Inter Milan president Erick Thohir has denied his club are set to announce a €90 million loss for the last year, while laying out plans to modernise the San Siro and make it the Nerazzurri's own stadium.
The Indonesian investor, who was in Milan this month for a series of meetings with Inter's managerial staff, rejected the claims over the club's finances that had appeared in the Italian media, telling Sky: "It's not true.
"I've seen these reports and I don't understand where that figure has come from. It's going to be interesting when the actual figure is announced in a month's time at our board meeting.
"At the moment, our EBITDA, which is the indication of profitability, is turning increasingly positive. Our income has risen by €10m and ticket sales are also excellent. TV revenue is good, but still far from how it is in England. We need to do more to get a greater visibility for the whole of Serie A in Asia and in the United States."
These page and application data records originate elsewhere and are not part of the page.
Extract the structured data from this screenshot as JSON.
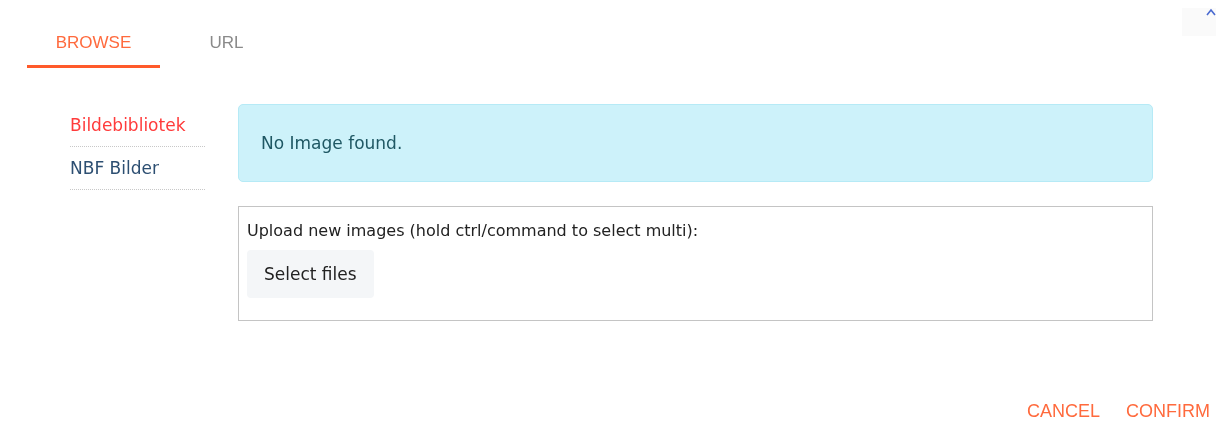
{
  "tabs": [
    {
      "label": "BROWSE",
      "selected": true
    },
    {
      "label": "URL",
      "selected": false
    }
  ],
  "sidebar": {
    "items": [
      {
        "label": "Bildebibliotek",
        "selected": true
      },
      {
        "label": "NBF Bilder",
        "selected": false
      }
    ]
  },
  "alert": {
    "text": "No Image found."
  },
  "upload": {
    "label": "Upload new images (hold ctrl/command to select multi):",
    "button": "Select files"
  },
  "footer": {
    "buttons": [
      "CANCEL",
      "CONFIRM"
    ]
  }
}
Thohir also said he wants to press ahead with the club's plans to modernise their stadium and become the sole tenants in the near future.
AC Milan have recently shelved plans to build a new stadium in the city, saying they are "in love" with the San Siro.
Thohir, though, hopes that Milan's move away from their shared home will still go ahead, saying he has been "working on a project for the San Siro for the past nine months" and is "ready to invest €150m into the stadium."
"We perceive having the San Siro as our own home," Thohir added. "I don't have any comment for what has happened with Milan, it's just something we've read in the papers. Our management will meet with theirs to understand what they want.
"I respect [Milan's general managers] Barbara [Berlusconi] and [Adriano] Galliani and we want to listen seriously to what they have to say, but then the decision is theirs. We want to have our own home; the fans want their own home and we are serious. We've been serious about it for a year now -- very serious."
Milan and Inter are both tenants at the city-owned San Siro, while both clubs have invested large sums in the venue to bring it up to the standards desired by UEFA for May's Champions League final.
The changes that have already been made -- such as the creation of a new entrance to the field and English-stadium style benches cut into the main stand -- have impressed Milan president Silvio Berlusconi so much that he is now keen on staying there rather than building a new stadium on land the Rossoneri have acquired close to their new headquarters.